* [Task]: Your answer must be the data repeated exactly, with no pictures in it.

* [Data shown]:

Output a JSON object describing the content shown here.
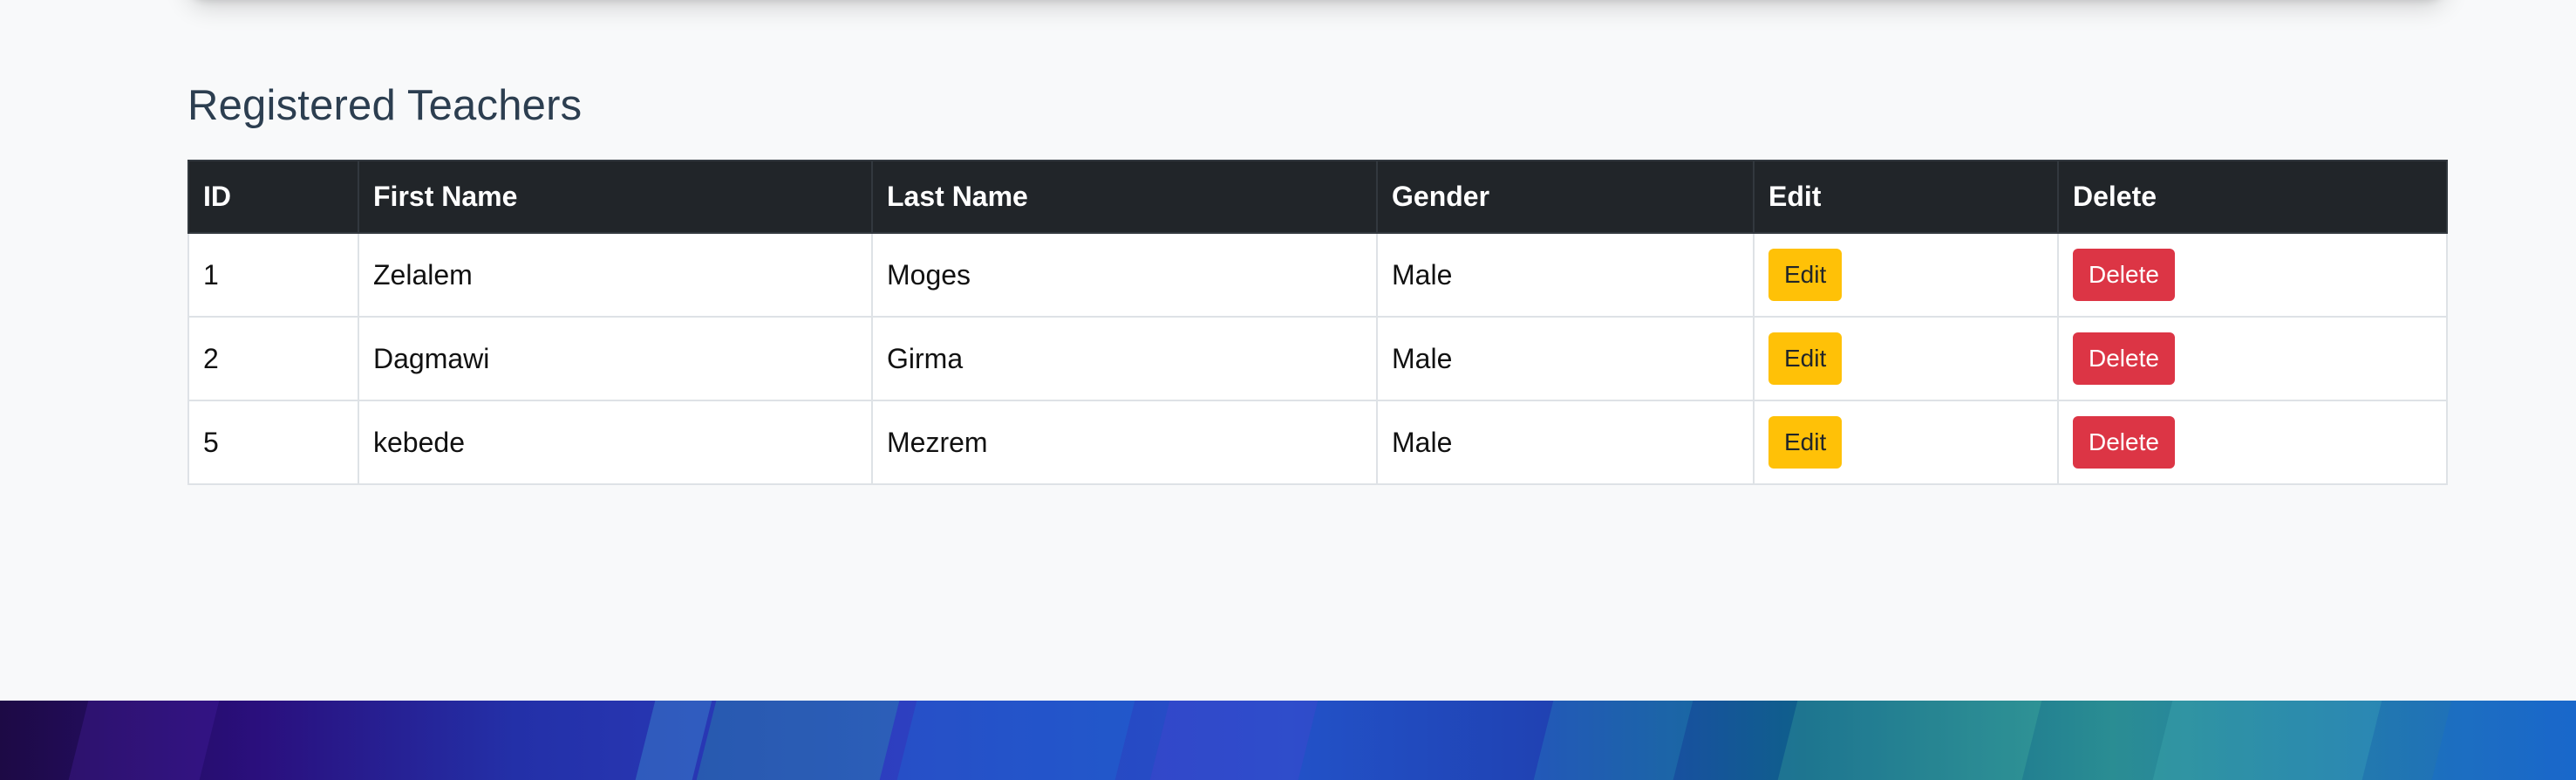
{
  "section": {
    "title": "Registered Teachers"
  },
  "table": {
    "headers": [
      "ID",
      "First Name",
      "Last Name",
      "Gender",
      "Edit",
      "Delete"
    ],
    "rows": [
      {
        "id": "1",
        "first_name": "Zelalem",
        "last_name": "Moges",
        "gender": "Male",
        "edit_label": "Edit",
        "delete_label": "Delete"
      },
      {
        "id": "2",
        "first_name": "Dagmawi",
        "last_name": "Girma",
        "gender": "Male",
        "edit_label": "Edit",
        "delete_label": "Delete"
      },
      {
        "id": "5",
        "first_name": "kebede",
        "last_name": "Mezrem",
        "gender": "Male",
        "edit_label": "Edit",
        "delete_label": "Delete"
      }
    ]
  },
  "colors": {
    "page_background": "#f8f9fa",
    "table_header_background": "#212529",
    "edit_button": "#ffc107",
    "delete_button": "#dc3545",
    "title_text": "#2c3e50"
  }
}
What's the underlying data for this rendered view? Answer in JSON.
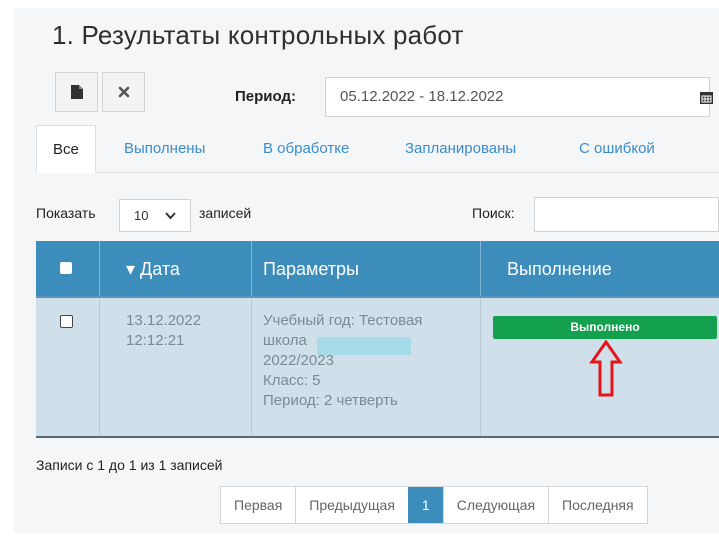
{
  "title": "1. Результаты контрольных работ",
  "toolbar": {
    "new_icon": "file-icon",
    "clear_icon": "close-icon",
    "period_label": "Период:",
    "period_value": "05.12.2022 - 18.12.2022",
    "calendar_icon": "calendar-icon"
  },
  "tabs": [
    {
      "label": "Все",
      "active": true
    },
    {
      "label": "Выполнены"
    },
    {
      "label": "В обработке"
    },
    {
      "label": "Запланированы"
    },
    {
      "label": "С ошибкой"
    }
  ],
  "table_controls": {
    "show_label": "Показать",
    "page_size": "10",
    "records_label": "записей",
    "search_label": "Поиск:",
    "search_value": ""
  },
  "table": {
    "columns": [
      "▾ Дата",
      "Параметры",
      "Выполнение"
    ],
    "rows": [
      {
        "date": "13.12.2022",
        "time": "12:12:21",
        "params": [
          "Учебный год: Тестовая",
          "школа",
          "2022/2023",
          "Класс: 5",
          "Период: 2 четверть"
        ],
        "status": "Выполнено"
      }
    ]
  },
  "info": "Записи с 1 до 1 из 1 записей",
  "pagination": {
    "first": "Первая",
    "prev": "Предыдущая",
    "current": "1",
    "next": "Следующая",
    "last": "Последняя"
  },
  "colors": {
    "header": "#3c8dbc",
    "status_success": "#13a14f",
    "annotation_arrow": "#e4141b"
  }
}
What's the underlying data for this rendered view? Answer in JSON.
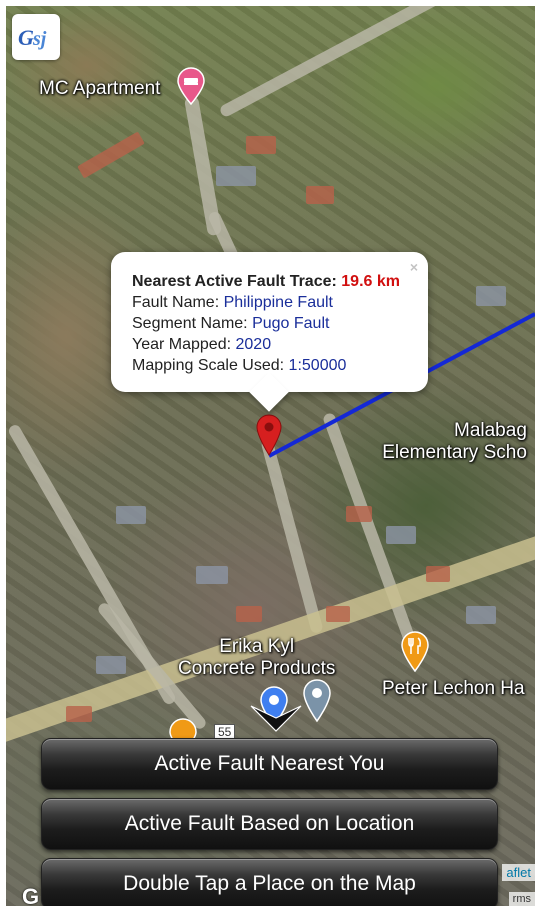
{
  "map": {
    "places": {
      "mc_apartment": "MC Apartment",
      "malabag_line1": "Malabag",
      "malabag_line2": "Elementary Scho",
      "erika_line1": "Erika Kyl",
      "erika_line2": "Concrete Products",
      "peter_lechon": "Peter Lechon Ha",
      "road_number": "55"
    },
    "google_mark": "G",
    "attribution": {
      "leaflet": "aflet",
      "terms": "rms"
    },
    "colors": {
      "fault_line": "#1428d6",
      "marker": "#d61f1f"
    }
  },
  "popup": {
    "nearest_label": "Nearest Active Fault Trace:",
    "nearest_value": "19.6 km",
    "fault_name_label": "Fault Name:",
    "fault_name_value": "Philippine Fault",
    "segment_label": "Segment Name:",
    "segment_value": "Pugo Fault",
    "year_label": "Year Mapped:",
    "year_value": "2020",
    "scale_label": "Mapping Scale Used:",
    "scale_value": "1:50000",
    "close": "×"
  },
  "buttons": {
    "nearest": "Active Fault Nearest You",
    "location": "Active Fault Based on Location",
    "double_tap": "Double Tap a Place on the Map"
  }
}
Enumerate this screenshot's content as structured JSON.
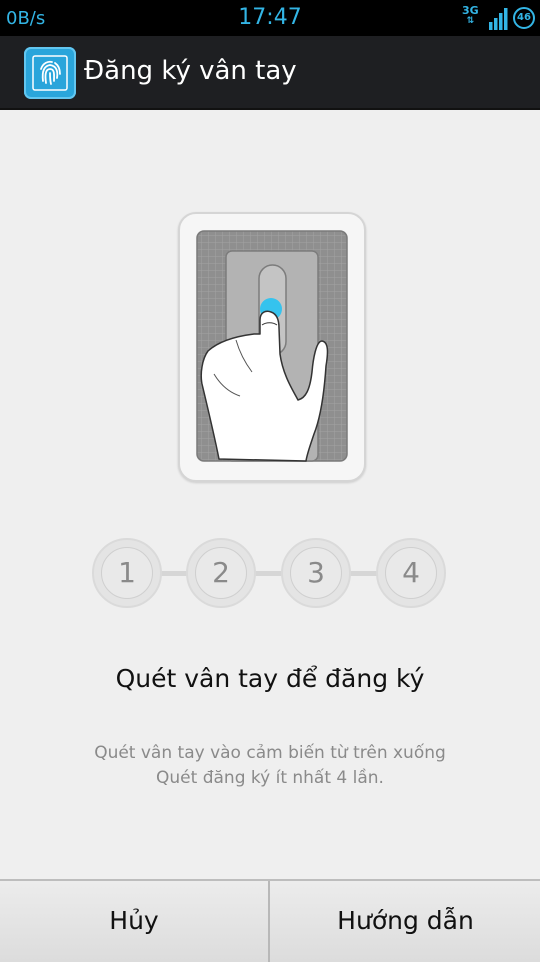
{
  "status_bar": {
    "net_speed": "0B/s",
    "time": "17:47",
    "network": "3G",
    "battery": "46"
  },
  "header": {
    "app_icon": "fingerprint-icon",
    "title": "Đăng ký vân tay"
  },
  "illustration": {
    "icon": "finger-on-sensor-illustration"
  },
  "steps": [
    "1",
    "2",
    "3",
    "4"
  ],
  "instruction": {
    "title": "Quét vân tay để đăng ký",
    "line1": "Quét vân tay vào cảm biến từ trên xuống",
    "line2": "Quét đăng ký ít nhất 4 lần."
  },
  "buttons": {
    "cancel": "Hủy",
    "guide": "Hướng dẫn"
  },
  "colors": {
    "accent": "#33b5e5",
    "app_icon": "#2aa5db",
    "action_bar": "#1e1f22"
  }
}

* [Task answer]:
Output a JSON object describing the content shown here.
{
  "section": {
    "title": "Registered Teachers"
  },
  "table": {
    "headers": [
      "ID",
      "First Name",
      "Last Name",
      "Gender",
      "Edit",
      "Delete"
    ],
    "rows": [
      {
        "id": "1",
        "first_name": "Zelalem",
        "last_name": "Moges",
        "gender": "Male",
        "edit_label": "Edit",
        "delete_label": "Delete"
      },
      {
        "id": "2",
        "first_name": "Dagmawi",
        "last_name": "Girma",
        "gender": "Male",
        "edit_label": "Edit",
        "delete_label": "Delete"
      },
      {
        "id": "5",
        "first_name": "kebede",
        "last_name": "Mezrem",
        "gender": "Male",
        "edit_label": "Edit",
        "delete_label": "Delete"
      }
    ]
  },
  "colors": {
    "page_background": "#f8f9fa",
    "table_header_background": "#212529",
    "edit_button": "#ffc107",
    "delete_button": "#dc3545",
    "title_text": "#2c3e50"
  }
}
What's the underlying data for this rendered view? Answer in JSON.
{
  "title": "1. Результаты контрольных работ",
  "toolbar": {
    "new_icon": "file-icon",
    "clear_icon": "close-icon",
    "period_label": "Период:",
    "period_value": "05.12.2022 - 18.12.2022",
    "calendar_icon": "calendar-icon"
  },
  "tabs": [
    {
      "label": "Все",
      "active": true
    },
    {
      "label": "Выполнены"
    },
    {
      "label": "В обработке"
    },
    {
      "label": "Запланированы"
    },
    {
      "label": "С ошибкой"
    }
  ],
  "table_controls": {
    "show_label": "Показать",
    "page_size": "10",
    "records_label": "записей",
    "search_label": "Поиск:",
    "search_value": ""
  },
  "table": {
    "columns": [
      "▾ Дата",
      "Параметры",
      "Выполнение"
    ],
    "rows": [
      {
        "date": "13.12.2022",
        "time": "12:12:21",
        "params": [
          "Учебный год: Тестовая",
          "школа",
          "2022/2023",
          "Класс: 5",
          "Период: 2 четверть"
        ],
        "status": "Выполнено"
      }
    ]
  },
  "info": "Записи с 1 до 1 из 1 записей",
  "pagination": {
    "first": "Первая",
    "prev": "Предыдущая",
    "current": "1",
    "next": "Следующая",
    "last": "Последняя"
  },
  "colors": {
    "header": "#3c8dbc",
    "status_success": "#13a14f",
    "annotation_arrow": "#e4141b"
  }
}
What's the underlying data for this rendered view? Answer in JSON.
{
  "map": {
    "places": {
      "mc_apartment": "MC Apartment",
      "malabag_line1": "Malabag",
      "malabag_line2": "Elementary Scho",
      "erika_line1": "Erika Kyl",
      "erika_line2": "Concrete Products",
      "peter_lechon": "Peter Lechon Ha",
      "road_number": "55"
    },
    "google_mark": "G",
    "attribution": {
      "leaflet": "aflet",
      "terms": "rms"
    },
    "colors": {
      "fault_line": "#1428d6",
      "marker": "#d61f1f"
    }
  },
  "popup": {
    "nearest_label": "Nearest Active Fault Trace:",
    "nearest_value": "19.6 km",
    "fault_name_label": "Fault Name:",
    "fault_name_value": "Philippine Fault",
    "segment_label": "Segment Name:",
    "segment_value": "Pugo Fault",
    "year_label": "Year Mapped:",
    "year_value": "2020",
    "scale_label": "Mapping Scale Used:",
    "scale_value": "1:50000",
    "close": "×"
  },
  "buttons": {
    "nearest": "Active Fault Nearest You",
    "location": "Active Fault Based on Location",
    "double_tap": "Double Tap a Place on the Map"
  }
}
Enumerate this screenshot's content as structured JSON.
{
  "status_bar": {
    "net_speed": "0B/s",
    "time": "17:47",
    "network": "3G",
    "battery": "46"
  },
  "header": {
    "app_icon": "fingerprint-icon",
    "title": "Đăng ký vân tay"
  },
  "illustration": {
    "icon": "finger-on-sensor-illustration"
  },
  "steps": [
    "1",
    "2",
    "3",
    "4"
  ],
  "instruction": {
    "title": "Quét vân tay để đăng ký",
    "line1": "Quét vân tay vào cảm biến từ trên xuống",
    "line2": "Quét đăng ký ít nhất 4 lần."
  },
  "buttons": {
    "cancel": "Hủy",
    "guide": "Hướng dẫn"
  },
  "colors": {
    "accent": "#33b5e5",
    "app_icon": "#2aa5db",
    "action_bar": "#1e1f22"
  }
}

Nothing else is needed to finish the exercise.